Everything that happened in the last week has taught me that without pain we cannot be grateful for lives’ comforts. We cannot be grateful for our bodies abilities or be able to sympathize when others are in pain. Your pain, is not my pain. Or is it?
With pain and love,
Glenda aka Dada

Monday, June 25, 2012

Thai Romance

Want your bad romance

Lady Gaga’s visit, a couple of weeks ago (May 25th--now a month ago), to Thailand shook the country to its core. Everyone was glued to their TV screen. I, on the other hand, was merely a spectator to all the commotion. Most Thais tend to be very conservative/proper in their social interactions and mannerisms, I believe that Gaga gives Thailand’s youth an opportunity to put tradition aside and act like a “little monster” (this is the term Gaga uses to refer to her fans).

(Side note: I’ve now been attempting to write this blog post for the past 3 weeks and have been very unsuccessful for one reason or another. Primarily, I am trying to make GRE studying a habit/priority. Today, I have been blessed with insomnia and that is why this piece is coming together. I think the insomnia is due to my friend’s grandmother’s house lack of AC--it’s so hot in Thailand...I used to think people exaggerated-until now! Also, I took an accidental nap after my “app nahm”/shower. And to top it off I had coffee at around 4pm in an attempt to stay focused during GRE studying time).

The adoration for Lady Gaga came at a time when I could not stop noticing the “farang” (white) older men parading around Khon Kaen (and other parts of Thailand) with Thai women (often times many years younger). One night after the Khon Kaen soccer game, my host family invited me to Khon Kaen walking street.
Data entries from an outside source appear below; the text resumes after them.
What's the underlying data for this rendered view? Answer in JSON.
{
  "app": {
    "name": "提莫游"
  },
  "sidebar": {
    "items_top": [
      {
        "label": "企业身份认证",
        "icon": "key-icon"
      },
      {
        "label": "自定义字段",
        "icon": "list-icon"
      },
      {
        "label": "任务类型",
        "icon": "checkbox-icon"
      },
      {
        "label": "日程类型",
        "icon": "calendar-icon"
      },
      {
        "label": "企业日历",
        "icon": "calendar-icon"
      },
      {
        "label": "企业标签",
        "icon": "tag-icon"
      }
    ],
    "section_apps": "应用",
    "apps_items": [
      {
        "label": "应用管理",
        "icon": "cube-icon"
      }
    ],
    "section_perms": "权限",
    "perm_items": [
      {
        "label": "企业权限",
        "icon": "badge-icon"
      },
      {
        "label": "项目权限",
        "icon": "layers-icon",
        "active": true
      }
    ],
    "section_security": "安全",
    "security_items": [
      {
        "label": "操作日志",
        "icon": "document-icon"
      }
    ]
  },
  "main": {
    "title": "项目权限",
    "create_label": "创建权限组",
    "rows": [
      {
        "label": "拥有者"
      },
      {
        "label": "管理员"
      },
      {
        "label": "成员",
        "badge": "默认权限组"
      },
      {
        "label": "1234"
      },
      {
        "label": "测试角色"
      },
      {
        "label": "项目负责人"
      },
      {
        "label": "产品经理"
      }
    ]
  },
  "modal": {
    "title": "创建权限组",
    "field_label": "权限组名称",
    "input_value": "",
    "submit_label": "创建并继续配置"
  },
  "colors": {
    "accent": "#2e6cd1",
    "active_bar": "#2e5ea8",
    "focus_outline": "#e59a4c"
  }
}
On the way back to the family van, I pointed out the “farang” and the Thai woman walking a few steps ahead of us. He said, “it is an Isaan thing. Isaan women tend to go with farang men. I think farang men want to be with Isaan women because they can get treated well by them.”

Through my observations, I have noticed that Isaan women tend to be considered inferior to other women in Thailand because of their (supposed) darker skin and less educated background. I did not further discuss the topic with my host father, but my entire host family was amused by my observation of the farang husband and Thai wife.

My fellow Fulbrighters and I have discussed many times the concept of the Thai wife and farang husband. We have always concluded that the Thai wife is largely obligated to be with her farang husband because of the monetary advantages that come with being with a white foreigner. (Side note: I specifically say white foreigner, because you never see any other type of foreigner with a Thai woman). We ask ourselves:
  • What do they talk about? 
  • What do they have in common? 
  • Can they speak the same language?
  • Is it a purely physical relationship? 
  • Does the Thai women's social stance change? Or is she shunned by other "proper*" Thai women? 
*The proper Thai woman has a Thai husband. She wears neutral colors and never calls too much attention to herself (i.e. in her speech, mannerisms, attire and otherwise). One will never catch her singing, dancing, or laughing too loud in public. Essentially, she is Lady Gaga's anti-thesis.

When I catch myself staring at a farang and his Thai wife, I try to repeat to myself that their relationship is none of my business.

Most people in Thailand confuse me for being Thai. I am often greeted by people speaking rapid Thai, but to their surprise I am neither Thai nor can I speak the language. There have been times when I have been around white males and wondered: "What do people assume of me? Do they have the same thoughts I have about other Thai women? Do they think I have essentially sold myself for my financial well-being?" And when my thoughts start dancing away, I try to stop myself and think to myself that I am not Thai and I have no idea what drives Thai women to do the things they do. As an outsider, I can only observe what is in front of me and develop relationships with people that will someday allow me to answer my questions.